        According to Assistant Com-monwealth’s Attorney Stacey Gardner, Capley responded to an ad placed on Craigslist on May 17, 2016. The ad, created by an undercover investigator, insinuated that a 14-year-old girl was seeking friendship in the Lynchburg area. 

  • Carroll County deputy killed while chasing Goodview man

    By Sara Blankenship

    and Shannon Watkins
    Landmark News Service

        Curtis Bartlett, a Carroll County Sheriff’s Department deputy, died in the line of duty last Thursday night, killed when his patrol car collided with a tractor-trailer while on the way to assist fellow officers involved in a chase of a suspect from Bedford County.
        Though he met a tragic end, Carroll Sheriff J.B. Gardner said Bartlett, 32, died doing what he lived for: “He wanted to chase bad guys and catch them.”

  • Ball faces criminal charges

        The Rev. Joshua Ball, pastor of Grace House, Bedford’s now closed homeless shelter, is now facing criminal charges.
        According to Bedford Police Chief Todd Foreman, Ball was arrested on warrants for assault and issuing a bad check.
        The arrest warrant for assault was obtained by a 21-year-old male who alleged that he had gone to see Ball and that Ball was angry with him and hit him.
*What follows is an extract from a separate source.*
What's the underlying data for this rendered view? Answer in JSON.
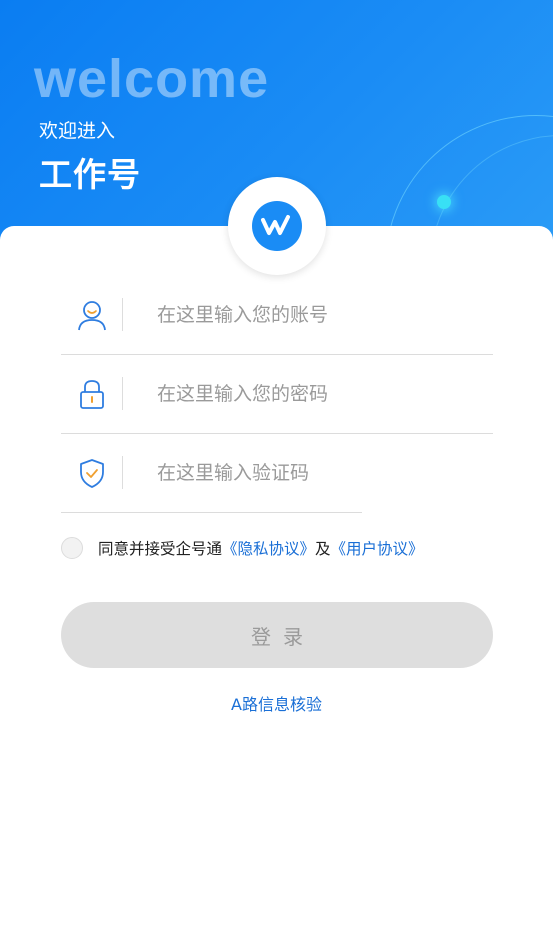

Foreman   said  citizens may obtain warrants by providing probable cause to a magistrate.

  • Welch trial delayed until September

    Because of considerable new evidence filed in the capital murder case of Lloyd Lee Welch Jr., the trial date has been rescheduled from April 18 to Sept. 12.

        The rescheduling of the trial was approved during a motions hearing in Bedford Circuit Court Friday afternoon. Also during the hearing, Judge James Updike approved a defense motion request to hire a DNA expert—Dr. Thomas McClintock of Liberty University—at an expected cost of $21,000.
        The prosecution has listed a number of DNA experts as possible witnesses.

  • Charges reduced

    Two men saw felony charges reduced to misdemeanors in Circuit Court, Tuesday. Both were the result of plea agreements.

  • Bedford County Circuit Court cases

    By Emily Scruggs
    Intern Writer
    news@bedfordbulletin.com

    Kendahl Renee Barker

  • Court rules on motions hearings

        Bedford County Circuit Court Judge James Updike heard motions from defense attorneys, Tuesday, to keep certain items from being presented as evidence when their clients go to trial.
        One set of motions involved  Christopher William Petersen, of Hardy, who is facing a charge of attempted second degree murder. His defense attorney wanted to keep two photographs from being introduced as evidence saying that they were not necessary for the Commonwealth to prove its case and would prejudice a jury against their client.